Franz Xaver Winterhalter (20 April 1805 – 8 July 1873) was a German artist best known for his airy, idealized portraits of European royalty that were influenced by the Rococo and Neoclassical painting.
Born in a small village in Germany’s Black Forest, Franz Xaver Winterhalter left his home to study painting at the academy in Munich. Before becoming court painter to Louis-Philippe, the king of France, he joined a circle of French artists in Rome. In 1835, after he painted the German Grand Duke and Duchess of Baden, Winterhalter’s international career as a court portrait painter was launched. Although he never received high praise for his work in his native Germany, the royal families of England, France, and Belgium all commissioned him to paint portraits. His monumental canvases established a substantial popular reputation, and lithographic copies of the portraits helped to spread his fame.
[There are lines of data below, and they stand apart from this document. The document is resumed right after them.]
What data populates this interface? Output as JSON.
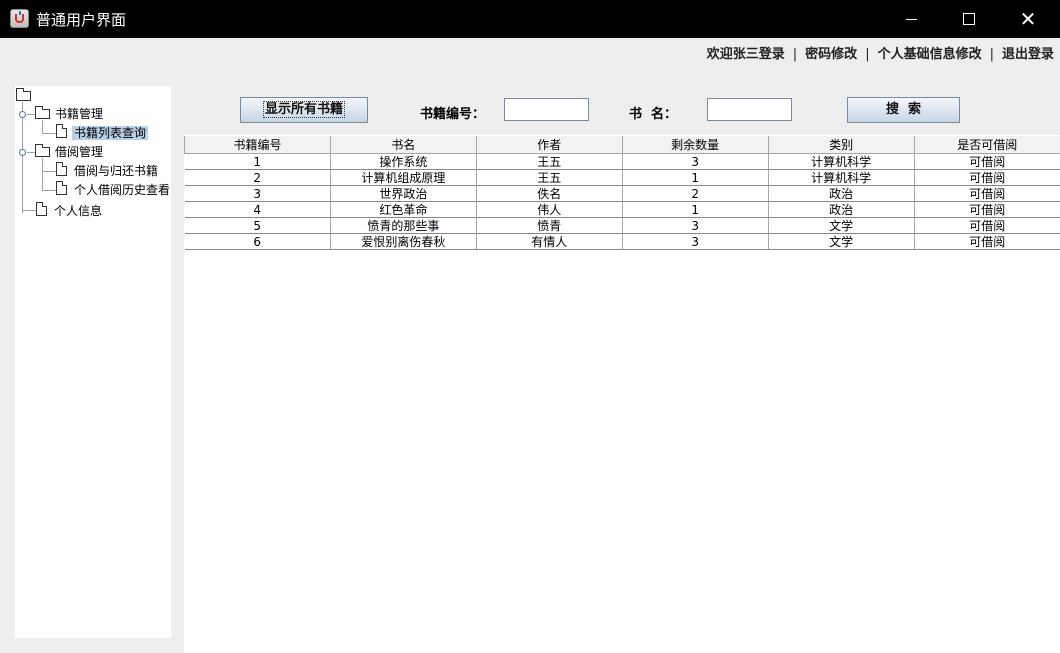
{
  "window": {
    "title": "普通用户界面",
    "controls": [
      "minimize",
      "maximize",
      "close"
    ]
  },
  "top_menu": {
    "welcome": "欢迎张三登录",
    "change_password": "密码修改",
    "edit_profile": "个人基础信息修改",
    "logout": "退出登录",
    "separator": "|"
  },
  "tree": {
    "book_mgmt": "书籍管理",
    "book_list_query": "书籍列表查询",
    "borrow_mgmt": "借阅管理",
    "borrow_return": "借阅与归还书籍",
    "borrow_history": "个人借阅历史查看",
    "personal_info": "个人信息"
  },
  "toolbar": {
    "show_all_label": "显示所有书籍",
    "book_id_label": "书籍编号：",
    "book_id_value": "",
    "book_name_label": "书  名：",
    "book_name_value": "",
    "search_label": "搜  索"
  },
  "table": {
    "columns": [
      "书籍编号",
      "书名",
      "作者",
      "剩余数量",
      "类别",
      "是否可借阅"
    ],
    "rows": [
      [
        "1",
        "操作系统",
        "王五",
        "3",
        "计算机科学",
        "可借阅"
      ],
      [
        "2",
        "计算机组成原理",
        "王五",
        "1",
        "计算机科学",
        "可借阅"
      ],
      [
        "3",
        "世界政治",
        "佚名",
        "2",
        "政治",
        "可借阅"
      ],
      [
        "4",
        "红色革命",
        "伟人",
        "1",
        "政治",
        "可借阅"
      ],
      [
        "5",
        "愤青的那些事",
        "愤青",
        "3",
        "文学",
        "可借阅"
      ],
      [
        "6",
        "爱恨别离伤春秋",
        "有情人",
        "3",
        "文学",
        "可借阅"
      ]
    ]
  }
}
Winterhalter’s portraits were prized for their subtle intimacy, but his popularity among patrons came from his ability to create the image his sitters wished or needed to project to their subjects. He was able to capture the moral and political climate of each court, adapting his style to each client until it seemed as if his paintings acted as press releases, issued by a master of public relations.
After attending school at a Benedictine monastery in St. Blasien, Winterhalter left Menzenschwand in 1818 at the age of 13 to study drawing and engraving. He trained as a draughtsman and lithographer in the workshop of Karl Ludwig Schüler in Freiburg im Breisgau. In 1823, at the age of eighteen, he went to Munich, sponsored by the industrialist Baron von Eichtal. In 1825, he was granted a stipend by Ludwig I, Grand Duke of Baden and began a course of study at the Academy of Arts in Munich with Peter von Cornelius, whose academic methods made him uncomfortable. Winterhalter found a more congenial mentor in the fashionable portraitist Joseph Stieler. During this time, he supported himself working as lithographer.
Winterhalter entered court circles when in 1828 he became drawing master to Sophie Margravine of Baden, at Karlsruhe. His opportunity to establish himself beyond southern Germany came in 1832 when he was able to travel to Italy in 1833–1834, with the support of Grand Duke Leopold of Baden. In Rome he composed romantic genre scenes in the manner of Louis Léopold Robert and attached himself to the circle of the director of the French Academy, Horace Vernet. On his return to Karlsruhe he painted portraits of the Grand Duke Leopold of Baden and his wife, and was appointed painter to the grand-ducal court.
Nevertheless, he left Baden to move to France, where his Italian genre scene Il dolce Farniente attracted notice at the Salon of 1836. Il Decameron a year later was also praised; both paintings are academic compositions in the style of Raphael. In the Salon of 1838 he exhibited a portrait of the Prince of Wagram with his young daughter. His career as a portrait painter was soon secured when in the same year he painted Louise Marie of Orleans, Queen of the Belgians, and her son. It was probably through this painting that Winterhalter came to the notice of Maria Amalia of the Two Sicilies, Queen of the French, mother of the Queen of the Belgians.
In Paris, Winterhalter quickly became fashionable. He was appointed court painter of Louis-Philippe, the king of the French, who commissioned him to paint individual portraits of his large family. Winterhalter would execute more than thirty commissions for him.
This success earned the painter the reputation of a specialist in dynastic and aristocratic portraiture, skilled in combining likeness with flattery and enlivening official pomp with modern fashion.
However, Winterhalter’s reputation in artistic circles suffered. The critics, who had praised his debut in the salon of 1836, dismissed him as a painter who could not be taken seriously. This attitude persisted throughout Winterhalter’s career, condemning his work to a category of his own in the hierarchy of painting. Winterhalter himself regarded his first royal commissions as a temporary intermission before returning to subject painting and the field of academic respectability, but he was a victim of his own success, and for the rest of his life he worked almost exclusively as a portrait painter. His success in this field made him rich. Winterhalter became an international celebrity enjoying Royal patronage.
Over the course of his career, the artist was commissioned to paint Empress Eugenie, Princess Leonilla, and Queen Victoria, among others. However, he is most commonly associated with his renderings of Elizabeth “Sissi,” Empress of Austria, in which he showcases her expensive garments and flowing brown hair. Born on April 20, 1805 in Menzenschwand, Germany, Winterhalter studied at the Academy of Arts in Munich under the painter Peter von Cornelius. His was employed as drawing master to Sophie Margavine of Baden, and was soon after to serve as court painter King Louis-Phillipe of France. In 1841, Winterhalter served as the official court painter to Queen Victoria, producing a number of images of the queen and her family which were distributed across Britain. At the height of his career, the artist received an overwhelming number of commissions and many of his portraits were executed by his assistants. Winterhalter died on July 8, 1873 in Frankfurt, Germany at the age of 68. His work is currently held in the collections of the National Portrait Gallery of London, the Musée d’Orsay in Paris, and the J. Paul Getty Museum in Los Angeles.